* INPUT DATA:
★ ★ ★ ★
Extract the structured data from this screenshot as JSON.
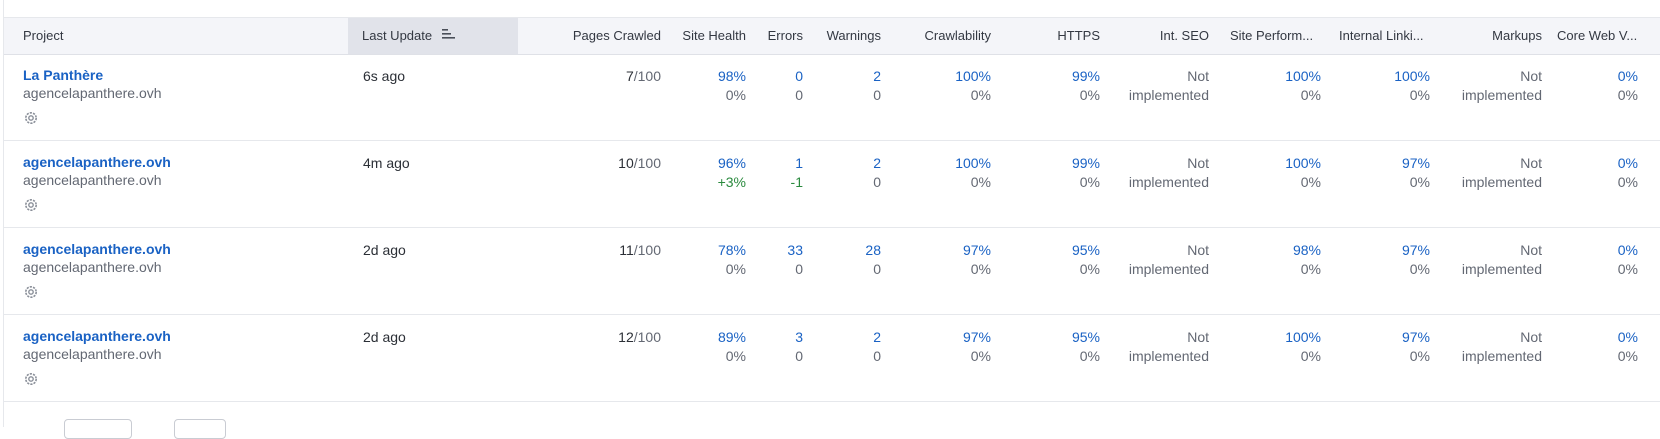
{
  "columns": {
    "project": "Project",
    "last_update": "Last Update",
    "pages_crawled": "Pages Crawled",
    "site_health": "Site Health",
    "errors": "Errors",
    "warnings": "Warnings",
    "crawlability": "Crawlability",
    "https": "HTTPS",
    "int_seo": "Int. SEO",
    "site_performance": "Site Perform...",
    "internal_linking": "Internal Linki...",
    "markups": "Markups",
    "core_web_vitals": "Core Web V..."
  },
  "rows": [
    {
      "name": "La Panthère",
      "domain": "agencelapanthere.ovh",
      "last_update": "6s ago",
      "pages": "7",
      "pages_limit": "/100",
      "site_health": "98%",
      "site_health_delta": "0%",
      "errors": "0",
      "errors_delta": "0",
      "warnings": "2",
      "warnings_delta": "0",
      "crawlability": "100%",
      "crawlability_delta": "0%",
      "https": "99%",
      "https_delta": "0%",
      "int_seo_1": "Not",
      "int_seo_2": "implemented",
      "site_perf": "100%",
      "site_perf_delta": "0%",
      "internal_linking": "100%",
      "internal_linking_delta": "0%",
      "markups_1": "Not",
      "markups_2": "implemented",
      "cwv": "0%",
      "cwv_delta": "0%"
    },
    {
      "name": "agencelapanthere.ovh",
      "domain": "agencelapanthere.ovh",
      "last_update": "4m ago",
      "pages": "10",
      "pages_limit": "/100",
      "site_health": "96%",
      "site_health_delta": "+3%",
      "errors": "1",
      "errors_delta": "-1",
      "warnings": "2",
      "warnings_delta": "0",
      "crawlability": "100%",
      "crawlability_delta": "0%",
      "https": "99%",
      "https_delta": "0%",
      "int_seo_1": "Not",
      "int_seo_2": "implemented",
      "site_perf": "100%",
      "site_perf_delta": "0%",
      "internal_linking": "97%",
      "internal_linking_delta": "0%",
      "markups_1": "Not",
      "markups_2": "implemented",
      "cwv": "0%",
      "cwv_delta": "0%"
    },
    {
      "name": "agencelapanthere.ovh",
      "domain": "agencelapanthere.ovh",
      "last_update": "2d ago",
      "pages": "11",
      "pages_limit": "/100",
      "site_health": "78%",
      "site_health_delta": "0%",
      "errors": "33",
      "errors_delta": "0",
      "warnings": "28",
      "warnings_delta": "0",
      "crawlability": "97%",
      "crawlability_delta": "0%",
      "https": "95%",
      "https_delta": "0%",
      "int_seo_1": "Not",
      "int_seo_2": "implemented",
      "site_perf": "98%",
      "site_perf_delta": "0%",
      "internal_linking": "97%",
      "internal_linking_delta": "0%",
      "markups_1": "Not",
      "markups_2": "implemented",
      "cwv": "0%",
      "cwv_delta": "0%"
    },
    {
      "name": "agencelapanthere.ovh",
      "domain": "agencelapanthere.ovh",
      "last_update": "2d ago",
      "pages": "12",
      "pages_limit": "/100",
      "site_health": "89%",
      "site_health_delta": "0%",
      "errors": "3",
      "errors_delta": "0",
      "warnings": "2",
      "warnings_delta": "0",
      "crawlability": "97%",
      "crawlability_delta": "0%",
      "https": "95%",
      "https_delta": "0%",
      "int_seo_1": "Not",
      "int_seo_2": "implemented",
      "site_perf": "100%",
      "site_perf_delta": "0%",
      "internal_linking": "97%",
      "internal_linking_delta": "0%",
      "markups_1": "Not",
      "markups_2": "implemented",
      "cwv": "0%",
      "cwv_delta": "0%"
    }
  ],
  "colors": {
    "link": "#1a62c4",
    "positive": "#2a8a3e",
    "muted": "#636873",
    "header_bg": "#f4f5f9",
    "sorted_bg": "#e1e3ea"
  },
  "icons": {
    "sort": "sort-descending-icon",
    "settings": "gear-icon"
  }
}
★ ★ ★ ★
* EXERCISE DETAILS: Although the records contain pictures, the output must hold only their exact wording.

* THE COMPLETED TASK:
Extract the structured data from this screenshot as JSON.
{
  "columns": {
    "project": "Project",
    "last_update": "Last Update",
    "pages_crawled": "Pages Crawled",
    "site_health": "Site Health",
    "errors": "Errors",
    "warnings": "Warnings",
    "crawlability": "Crawlability",
    "https": "HTTPS",
    "int_seo": "Int. SEO",
    "site_performance": "Site Perform...",
    "internal_linking": "Internal Linki...",
    "markups": "Markups",
    "core_web_vitals": "Core Web V..."
  },
  "rows": [
    {
      "name": "La Panthère",
      "domain": "agencelapanthere.ovh",
      "last_update": "6s ago",
      "pages": "7",
      "pages_limit": "/100",
      "site_health": "98%",
      "site_health_delta": "0%",
      "errors": "0",
      "errors_delta": "0",
      "warnings": "2",
      "warnings_delta": "0",
      "crawlability": "100%",
      "crawlability_delta": "0%",
      "https": "99%",
      "https_delta": "0%",
      "int_seo_1": "Not",
      "int_seo_2": "implemented",
      "site_perf": "100%",
      "site_perf_delta": "0%",
      "internal_linking": "100%",
      "internal_linking_delta": "0%",
      "markups_1": "Not",
      "markups_2": "implemented",
      "cwv": "0%",
      "cwv_delta": "0%"
    },
    {
      "name": "agencelapanthere.ovh",
      "domain": "agencelapanthere.ovh",
      "last_update": "4m ago",
      "pages": "10",
      "pages_limit": "/100",
      "site_health": "96%",
      "site_health_delta": "+3%",
      "errors": "1",
      "errors_delta": "-1",
      "warnings": "2",
      "warnings_delta": "0",
      "crawlability": "100%",
      "crawlability_delta": "0%",
      "https": "99%",
      "https_delta": "0%",
      "int_seo_1": "Not",
      "int_seo_2": "implemented",
      "site_perf": "100%",
      "site_perf_delta": "0%",
      "internal_linking": "97%",
      "internal_linking_delta": "0%",
      "markups_1": "Not",
      "markups_2": "implemented",
      "cwv": "0%",
      "cwv_delta": "0%"
    },
    {
      "name": "agencelapanthere.ovh",
      "domain": "agencelapanthere.ovh",
      "last_update": "2d ago",
      "pages": "11",
      "pages_limit": "/100",
      "site_health": "78%",
      "site_health_delta": "0%",
      "errors": "33",
      "errors_delta": "0",
      "warnings": "28",
      "warnings_delta": "0",
      "crawlability": "97%",
      "crawlability_delta": "0%",
      "https": "95%",
      "https_delta": "0%",
      "int_seo_1": "Not",
      "int_seo_2": "implemented",
      "site_perf": "98%",
      "site_perf_delta": "0%",
      "internal_linking": "97%",
      "internal_linking_delta": "0%",
      "markups_1": "Not",
      "markups_2": "implemented",
      "cwv": "0%",
      "cwv_delta": "0%"
    },
    {
      "name": "agencelapanthere.ovh",
      "domain": "agencelapanthere.ovh",
      "last_update": "2d ago",
      "pages": "12",
      "pages_limit": "/100",
      "site_health": "89%",
      "site_health_delta": "0%",
      "errors": "3",
      "errors_delta": "0",
      "warnings": "2",
      "warnings_delta": "0",
      "crawlability": "97%",
      "crawlability_delta": "0%",
      "https": "95%",
      "https_delta": "0%",
      "int_seo_1": "Not",
      "int_seo_2": "implemented",
      "site_perf": "100%",
      "site_perf_delta": "0%",
      "internal_linking": "97%",
      "internal_linking_delta": "0%",
      "markups_1": "Not",
      "markups_2": "implemented",
      "cwv": "0%",
      "cwv_delta": "0%"
    }
  ],
  "colors": {
    "link": "#1a62c4",
    "positive": "#2a8a3e",
    "muted": "#636873",
    "header_bg": "#f4f5f9",
    "sorted_bg": "#e1e3ea"
  },
  "icons": {
    "sort": "sort-descending-icon",
    "settings": "gear-icon"
  }
}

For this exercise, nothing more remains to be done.